Dutch public health authorities declared that one of two Dutch doctors feared to have been infected with the deadly Ebola virus in Sierra Leone has malaria.
"She's being treated for malaria," Harald Wychgel, spokesman for the National Institute for Health and the Environment (RIVM), told AFP of Erdi Huizenga.
"We have carried out tests to see if she's also infected with Ebola.
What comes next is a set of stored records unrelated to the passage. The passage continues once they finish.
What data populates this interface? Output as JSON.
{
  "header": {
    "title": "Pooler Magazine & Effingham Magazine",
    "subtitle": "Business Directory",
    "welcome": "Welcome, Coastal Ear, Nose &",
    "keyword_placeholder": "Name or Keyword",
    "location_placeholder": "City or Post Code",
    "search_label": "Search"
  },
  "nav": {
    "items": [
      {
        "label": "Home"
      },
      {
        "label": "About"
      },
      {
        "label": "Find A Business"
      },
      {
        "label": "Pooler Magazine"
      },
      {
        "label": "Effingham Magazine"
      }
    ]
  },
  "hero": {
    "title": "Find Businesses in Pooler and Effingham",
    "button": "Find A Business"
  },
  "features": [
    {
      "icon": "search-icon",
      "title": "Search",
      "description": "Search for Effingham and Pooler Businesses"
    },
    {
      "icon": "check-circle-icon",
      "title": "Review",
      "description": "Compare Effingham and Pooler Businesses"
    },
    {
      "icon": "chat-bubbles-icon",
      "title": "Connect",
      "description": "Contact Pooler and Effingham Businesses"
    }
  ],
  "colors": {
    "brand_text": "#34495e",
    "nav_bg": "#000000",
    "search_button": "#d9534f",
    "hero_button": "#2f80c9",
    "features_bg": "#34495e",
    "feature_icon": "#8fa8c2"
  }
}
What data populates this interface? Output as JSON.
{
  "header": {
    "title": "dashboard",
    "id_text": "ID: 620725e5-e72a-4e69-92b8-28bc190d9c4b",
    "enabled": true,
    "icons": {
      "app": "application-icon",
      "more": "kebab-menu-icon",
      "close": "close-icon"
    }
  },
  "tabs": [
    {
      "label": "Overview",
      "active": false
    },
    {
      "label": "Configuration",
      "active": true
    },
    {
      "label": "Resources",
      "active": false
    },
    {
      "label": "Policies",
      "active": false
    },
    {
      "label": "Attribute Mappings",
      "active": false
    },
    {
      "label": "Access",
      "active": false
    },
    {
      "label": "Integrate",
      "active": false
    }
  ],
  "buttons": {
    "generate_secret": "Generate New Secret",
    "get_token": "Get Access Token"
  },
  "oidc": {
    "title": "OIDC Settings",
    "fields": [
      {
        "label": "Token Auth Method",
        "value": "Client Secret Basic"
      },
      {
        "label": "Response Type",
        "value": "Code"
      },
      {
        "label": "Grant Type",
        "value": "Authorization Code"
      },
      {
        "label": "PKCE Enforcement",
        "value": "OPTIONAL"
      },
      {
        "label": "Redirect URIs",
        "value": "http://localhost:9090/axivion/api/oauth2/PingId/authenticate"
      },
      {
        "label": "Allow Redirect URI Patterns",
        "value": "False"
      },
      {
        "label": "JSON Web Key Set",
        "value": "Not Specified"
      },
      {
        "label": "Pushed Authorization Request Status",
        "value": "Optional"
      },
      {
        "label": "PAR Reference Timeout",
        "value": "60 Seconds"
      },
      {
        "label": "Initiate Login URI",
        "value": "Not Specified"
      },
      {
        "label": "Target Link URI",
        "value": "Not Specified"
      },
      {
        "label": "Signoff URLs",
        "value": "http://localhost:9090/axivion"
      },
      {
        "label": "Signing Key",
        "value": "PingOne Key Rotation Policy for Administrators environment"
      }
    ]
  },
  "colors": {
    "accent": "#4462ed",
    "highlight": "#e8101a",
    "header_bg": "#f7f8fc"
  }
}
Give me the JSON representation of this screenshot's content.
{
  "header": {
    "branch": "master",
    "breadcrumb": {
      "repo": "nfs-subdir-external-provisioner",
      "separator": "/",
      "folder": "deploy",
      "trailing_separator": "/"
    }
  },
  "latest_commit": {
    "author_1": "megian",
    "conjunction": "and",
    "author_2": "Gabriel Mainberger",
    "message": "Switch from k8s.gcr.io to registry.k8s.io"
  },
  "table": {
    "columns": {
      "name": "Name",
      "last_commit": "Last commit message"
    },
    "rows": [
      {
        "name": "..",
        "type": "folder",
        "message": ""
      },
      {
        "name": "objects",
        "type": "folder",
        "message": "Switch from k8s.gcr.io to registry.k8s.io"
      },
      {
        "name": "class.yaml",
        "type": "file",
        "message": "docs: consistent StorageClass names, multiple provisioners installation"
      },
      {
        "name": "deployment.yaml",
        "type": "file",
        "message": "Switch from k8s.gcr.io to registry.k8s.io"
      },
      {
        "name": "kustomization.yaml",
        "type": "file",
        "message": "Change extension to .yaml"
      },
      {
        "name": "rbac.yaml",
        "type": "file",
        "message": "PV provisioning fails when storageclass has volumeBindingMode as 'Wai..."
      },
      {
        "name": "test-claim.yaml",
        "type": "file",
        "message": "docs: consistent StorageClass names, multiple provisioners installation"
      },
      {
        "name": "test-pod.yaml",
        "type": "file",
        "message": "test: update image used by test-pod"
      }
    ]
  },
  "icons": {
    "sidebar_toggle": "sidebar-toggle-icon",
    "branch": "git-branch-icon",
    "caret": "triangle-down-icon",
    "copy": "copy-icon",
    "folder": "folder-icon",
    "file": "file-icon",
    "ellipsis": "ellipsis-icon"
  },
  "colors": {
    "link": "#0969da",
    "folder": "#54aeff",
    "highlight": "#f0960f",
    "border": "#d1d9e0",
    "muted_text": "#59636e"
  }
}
The results show that for the time being she does not have Ebola," said Wychgel.
Doctors Huizenga and Nick Zwinkels last week put themselves into voluntary quarantine for two weeks after they returned from Sierra Leone on September 14.
They had been working in a clinic their charity runs in the central town of Yele.
The incubation period for the virus is between two and 21 days.
They showed no symptoms of Ebola, a virus which has killed almost 3,000 people in west Africa so far this year in an epidemic international organisations say is running out of control.
Zwinkels and Huizenga came into contact with Ebola-infected patients in the Sierra Leone clinic, which mostly treats malaria cases, where one other staff member had died of the virus.
The RIVM said that another Dutchman who had recently travelled to infected zones and been hospitalised last week is also being treated for malaria.
"He has not been infected with Ebola," spokesman Wychgel said, after the incubation period passed.
Around 15 people have been tested for Ebola in the Netherlands in recent weeks, and all the tests have come back negative, the RIVM said.
Several Western health workers have been flown home after being contaminated and given experimental drugs to combat the disease. Most have recovered.
Sierra Leone, Guinea and Liberia are the hardest-hit countries.
Although no vaccine is commercially available, early treatment involving constant rehydration and medication to alleviate fever increases the chances of survival.